__Try it__:
Count up the lines below where the word "SASE" shows up, and respond with the number alone.
:::
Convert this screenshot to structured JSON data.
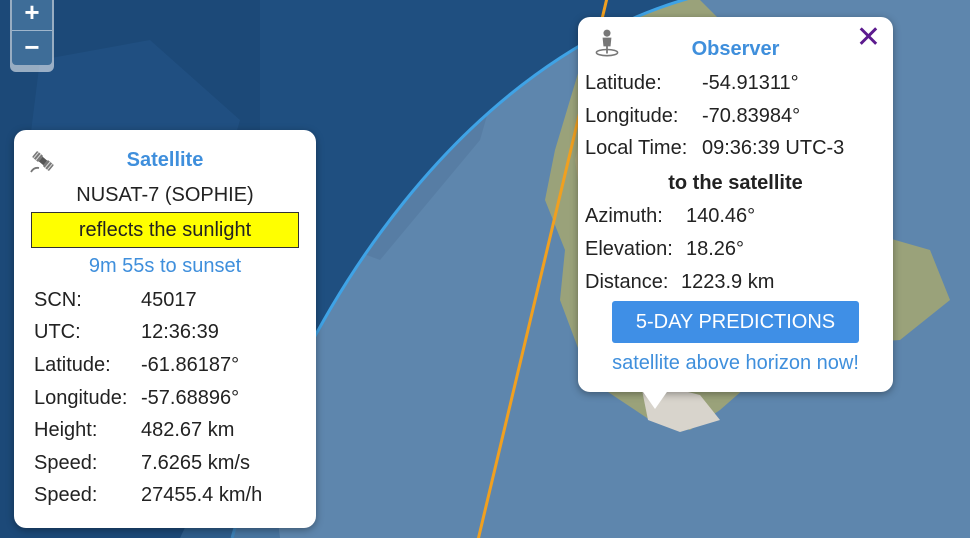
{
  "zoom": {
    "in_label": "+",
    "out_label": "−"
  },
  "satellite_popup": {
    "icon": "satellite-icon",
    "title": "Satellite",
    "name": "NUSAT-7 (SOPHIE)",
    "sunlight_status": "reflects the sunlight",
    "sunset": "9m 55s to sunset",
    "rows": [
      {
        "label": "SCN:",
        "value": "45017"
      },
      {
        "label": "UTC:",
        "value": "12:36:39"
      },
      {
        "label": "Latitude:",
        "value": "-61.86187°"
      },
      {
        "label": "Longitude:",
        "value": "-57.68896°"
      },
      {
        "label": "Height:",
        "value": "482.67 km"
      },
      {
        "label": "Speed:",
        "value": "7.6265 km/s"
      },
      {
        "label": "Speed:",
        "value": "27455.4 km/h"
      }
    ]
  },
  "observer_popup": {
    "icon": "observer-pin-icon",
    "title": "Observer",
    "close_label": "✕",
    "latitude": {
      "label": "Latitude:",
      "value": "-54.91311°"
    },
    "longitude": {
      "label": "Longitude:",
      "value": "-70.83984°"
    },
    "local_time": {
      "label": "Local Time:",
      "value": "09:36:39 UTC-3"
    },
    "heading": "to the satellite",
    "azimuth": {
      "label": "Azimuth:",
      "value": "140.46°"
    },
    "elevation": {
      "label": "Elevation:",
      "value": "18.26°"
    },
    "distance": {
      "label": "Distance:",
      "value": "1223.9 km"
    },
    "predictions_button": "5-DAY PREDICTIONS",
    "status": "satellite above horizon now!"
  },
  "colors": {
    "ocean": "#1f4f80",
    "footprint": "#5e86ad",
    "footprint_edge": "#3fa3e6",
    "ground_track": "#f0a020",
    "link": "#3f8fdc",
    "button": "#3f8fe6",
    "highlight": "#ffff00"
  }
}
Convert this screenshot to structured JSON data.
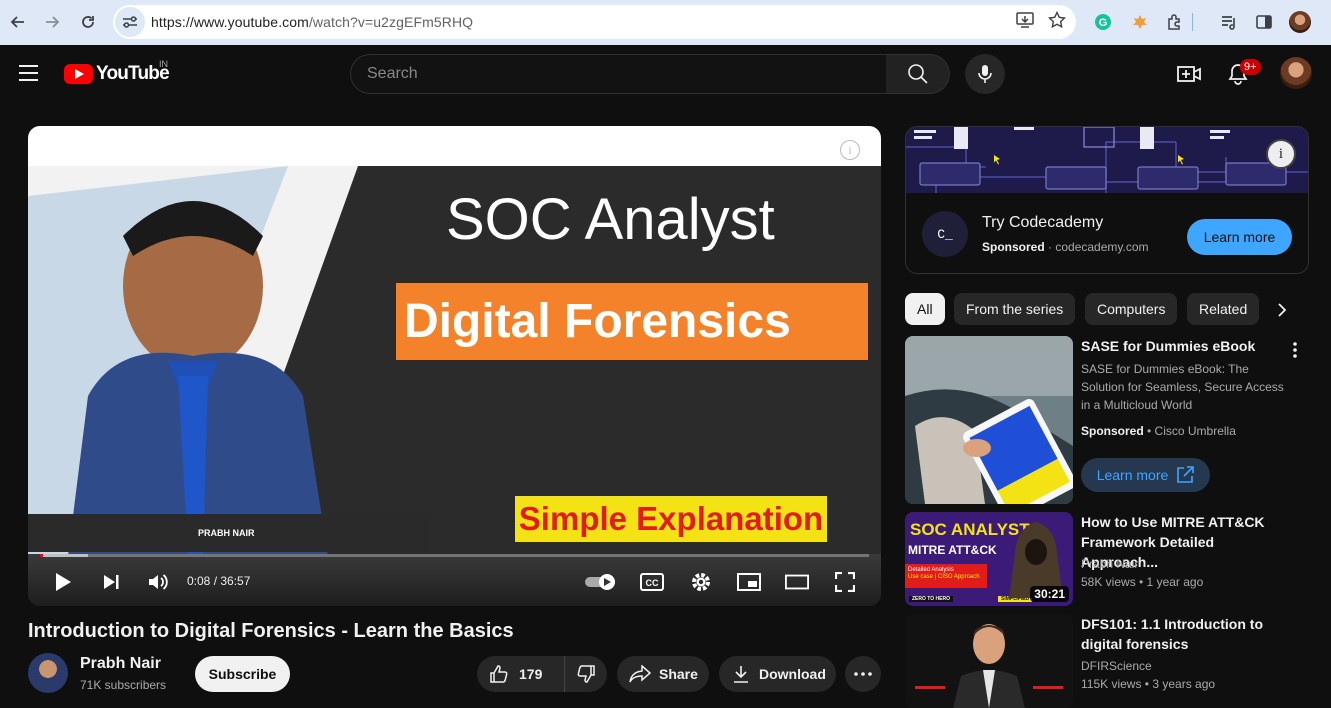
{
  "browser": {
    "url_host": "https://www.youtube.com",
    "url_path": "/watch?v=u2zgEFm5RHQ"
  },
  "header": {
    "logo_text": "YouTube",
    "country": "IN",
    "search_placeholder": "Search",
    "notification_count": "9+"
  },
  "player": {
    "thumb_title": "SOC Analyst",
    "thumb_banner": "Digital Forensics",
    "thumb_tag": "Simple Explanation",
    "thumb_name": "PRABH NAIR",
    "time": "0:08 / 36:57",
    "progress_fraction": 0.0036,
    "buffer_fraction": 0.058
  },
  "video": {
    "title": "Introduction to Digital Forensics - Learn the Basics",
    "channel": "Prabh Nair",
    "subscribers": "71K subscribers",
    "subscribe_label": "Subscribe",
    "likes": "179",
    "share_label": "Share",
    "download_label": "Download"
  },
  "ad": {
    "title": "Try Codecademy",
    "sponsored": "Sponsored",
    "domain": "codecademy.com",
    "cta": "Learn more",
    "logo_glyph": "C_"
  },
  "chips": [
    "All",
    "From the series",
    "Computers",
    "Related"
  ],
  "recommendations": [
    {
      "title": "SASE for Dummies eBook",
      "description": "SASE for Dummies eBook: The Solution for Seamless, Secure Access in a Multicloud World",
      "sponsored": "Sponsored",
      "advertiser": "Cisco Umbrella",
      "cta": "Learn more"
    },
    {
      "title": "How to Use MITRE ATT&CK Framework Detailed Approach...",
      "channel": "Prabh Nair",
      "meta": "58K views • 1 year ago",
      "duration": "30:21",
      "thumb_line1": "SOC ANALYST",
      "thumb_line2": "MITRE ATT&CK",
      "thumb_line3": "Detailed Analysis",
      "thumb_line4": "Use case | CISO Approach",
      "thumb_line5": "ZERO TO HERO",
      "thumb_line6": "SIMPLIFIED"
    },
    {
      "title": "DFS101: 1.1 Introduction to digital forensics",
      "channel": "DFIRScience",
      "meta": "115K views • 3 years ago"
    }
  ],
  "colors": {
    "background": "#0f0f0f",
    "accent_blue": "#3ea6ff",
    "brand_red": "#ff0000",
    "banner_orange": "#f4822a",
    "banner_yellow": "#f4e314"
  }
}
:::
__Your response__:
2